  I learn best by having a process that basically looks like a C loop: do { edit (); compile (); crash (); Google (); } while (1);

  I got started on this because I have a particular application in mind that a LPC2148 is perfect for and it uses a good number of the elements found in the demo code. 

  Many of the answers to the problems I had were targeted at the non-GCC compilers.  I imagine those are great for many people, but I prefer to do my development under Linux.  So besides the fact that GCC runs under Linux, GCC is also just a flat-out excellent compiler, with lots of documentation (albeit some of it is rather cryptic…), and it’s free.  Also, many of the answers I found were “Oh yea, I did that” and no code, or “oh, I found the problem” and no indication of what the solution was.  This started me thinking that maybe a practical working example that other people could use might be useful.

  At some point, I decided to suspend work on my project, and build out the demo code.  As I become familiar with a new package or peripheral, I try to find a way to integrate it, particularly when I found a recurring question along the lines of "how do I do this?"

  All my code is mostly nothing more than an aggregate of great work like FreeRTOS, lpcusb, FatFS, newlib, etc, with a little glue.  I may whine about how a few things are done here and there, but the reality is that without the work done by everyone else, I’d still be flipping switches on the front of my IMSAI 8080 (which I still have!).  So for the FreeRTOS code, Richard, thanks for writing it, and for making it publicly available (of course, there’s still time to change the license, close the source, write a book, and make everyone buy a new copy every time you revise it…)


  (Future enhancements will include an FIQ demo, VIC software interrupts, and hopefully a decent undef/abort handler that actually indicates what caused the abort… while (1); makes a lousy debugging aid.)

dspaude wrote on Wednesday, July 25, 2007:

Thanks, JC. I like your main loop (C loop) example.

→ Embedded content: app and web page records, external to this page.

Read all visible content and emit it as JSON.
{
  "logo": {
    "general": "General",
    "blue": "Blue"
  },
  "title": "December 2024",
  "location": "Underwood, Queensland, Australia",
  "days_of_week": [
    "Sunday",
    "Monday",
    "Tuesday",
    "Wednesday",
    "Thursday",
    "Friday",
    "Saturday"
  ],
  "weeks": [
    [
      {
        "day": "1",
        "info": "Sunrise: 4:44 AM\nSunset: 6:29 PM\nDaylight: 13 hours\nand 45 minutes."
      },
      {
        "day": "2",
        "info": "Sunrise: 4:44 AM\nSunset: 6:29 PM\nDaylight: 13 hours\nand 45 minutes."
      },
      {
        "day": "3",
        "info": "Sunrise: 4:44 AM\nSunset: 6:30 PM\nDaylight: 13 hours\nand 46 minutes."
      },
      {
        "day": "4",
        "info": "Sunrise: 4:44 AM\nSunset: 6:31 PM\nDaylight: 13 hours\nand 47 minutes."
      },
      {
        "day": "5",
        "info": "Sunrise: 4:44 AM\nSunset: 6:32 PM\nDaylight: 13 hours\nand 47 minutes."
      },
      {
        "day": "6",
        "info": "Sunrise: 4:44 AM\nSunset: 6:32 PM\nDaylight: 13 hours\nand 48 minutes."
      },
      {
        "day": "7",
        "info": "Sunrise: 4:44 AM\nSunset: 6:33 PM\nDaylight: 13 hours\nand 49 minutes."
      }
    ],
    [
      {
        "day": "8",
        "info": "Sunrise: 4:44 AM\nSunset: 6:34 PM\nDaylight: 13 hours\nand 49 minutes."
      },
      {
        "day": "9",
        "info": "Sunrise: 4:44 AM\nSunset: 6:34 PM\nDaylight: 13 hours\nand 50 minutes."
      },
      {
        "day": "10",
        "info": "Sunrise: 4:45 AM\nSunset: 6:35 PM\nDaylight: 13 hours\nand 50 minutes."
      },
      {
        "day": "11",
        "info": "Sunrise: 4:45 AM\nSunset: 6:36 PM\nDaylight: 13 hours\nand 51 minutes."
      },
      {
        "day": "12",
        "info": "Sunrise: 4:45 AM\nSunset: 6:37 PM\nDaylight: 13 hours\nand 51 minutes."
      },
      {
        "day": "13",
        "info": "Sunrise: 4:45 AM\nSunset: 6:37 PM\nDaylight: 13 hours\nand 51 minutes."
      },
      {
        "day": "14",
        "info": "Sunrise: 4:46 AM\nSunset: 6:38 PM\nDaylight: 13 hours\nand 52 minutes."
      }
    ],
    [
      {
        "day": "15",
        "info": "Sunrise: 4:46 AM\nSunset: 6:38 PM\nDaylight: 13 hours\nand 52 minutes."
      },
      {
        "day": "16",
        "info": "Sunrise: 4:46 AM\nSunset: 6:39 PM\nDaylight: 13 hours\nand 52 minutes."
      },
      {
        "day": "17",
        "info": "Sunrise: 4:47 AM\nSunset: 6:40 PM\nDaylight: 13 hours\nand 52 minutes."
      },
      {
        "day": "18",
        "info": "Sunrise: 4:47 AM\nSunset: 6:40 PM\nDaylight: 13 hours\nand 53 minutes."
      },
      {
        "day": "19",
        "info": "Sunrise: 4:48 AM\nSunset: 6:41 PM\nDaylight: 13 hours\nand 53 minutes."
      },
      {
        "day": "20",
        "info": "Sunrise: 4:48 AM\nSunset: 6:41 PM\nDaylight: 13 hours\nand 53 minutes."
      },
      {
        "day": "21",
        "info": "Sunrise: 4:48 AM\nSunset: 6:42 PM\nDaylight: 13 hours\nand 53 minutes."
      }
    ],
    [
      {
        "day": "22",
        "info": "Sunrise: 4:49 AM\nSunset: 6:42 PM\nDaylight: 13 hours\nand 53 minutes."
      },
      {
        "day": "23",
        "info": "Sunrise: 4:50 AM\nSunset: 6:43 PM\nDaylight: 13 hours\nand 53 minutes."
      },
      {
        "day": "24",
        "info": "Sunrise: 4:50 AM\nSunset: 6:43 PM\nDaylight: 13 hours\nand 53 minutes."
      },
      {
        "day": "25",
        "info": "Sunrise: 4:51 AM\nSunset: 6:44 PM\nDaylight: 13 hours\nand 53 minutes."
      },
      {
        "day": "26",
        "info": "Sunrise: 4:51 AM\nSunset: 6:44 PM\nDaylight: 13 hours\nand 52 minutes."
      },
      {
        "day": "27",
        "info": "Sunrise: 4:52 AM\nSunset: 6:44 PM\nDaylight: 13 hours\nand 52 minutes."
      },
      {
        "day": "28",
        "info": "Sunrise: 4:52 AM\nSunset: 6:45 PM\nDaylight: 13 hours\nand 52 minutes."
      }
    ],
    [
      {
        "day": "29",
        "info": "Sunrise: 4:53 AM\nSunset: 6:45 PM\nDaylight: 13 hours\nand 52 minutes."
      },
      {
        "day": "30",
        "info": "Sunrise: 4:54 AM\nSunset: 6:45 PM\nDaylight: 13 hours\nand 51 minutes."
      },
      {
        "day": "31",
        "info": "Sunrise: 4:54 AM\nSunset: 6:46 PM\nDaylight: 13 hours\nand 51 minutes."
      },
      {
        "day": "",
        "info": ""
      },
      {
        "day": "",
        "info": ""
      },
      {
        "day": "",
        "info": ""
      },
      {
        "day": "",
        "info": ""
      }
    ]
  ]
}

I think it is pretty common for embedded developers!

Regarding the document you have, it’s one of the ARM core documents which can be found at:

For example, the Programmer’s Model chapter of the following Technical Reference Manual (TRM) is about the same as the one you posted:

The doc you reference (DDI 0084D) is also on that ARM core docs page, but at Rev. F:

Best Regards,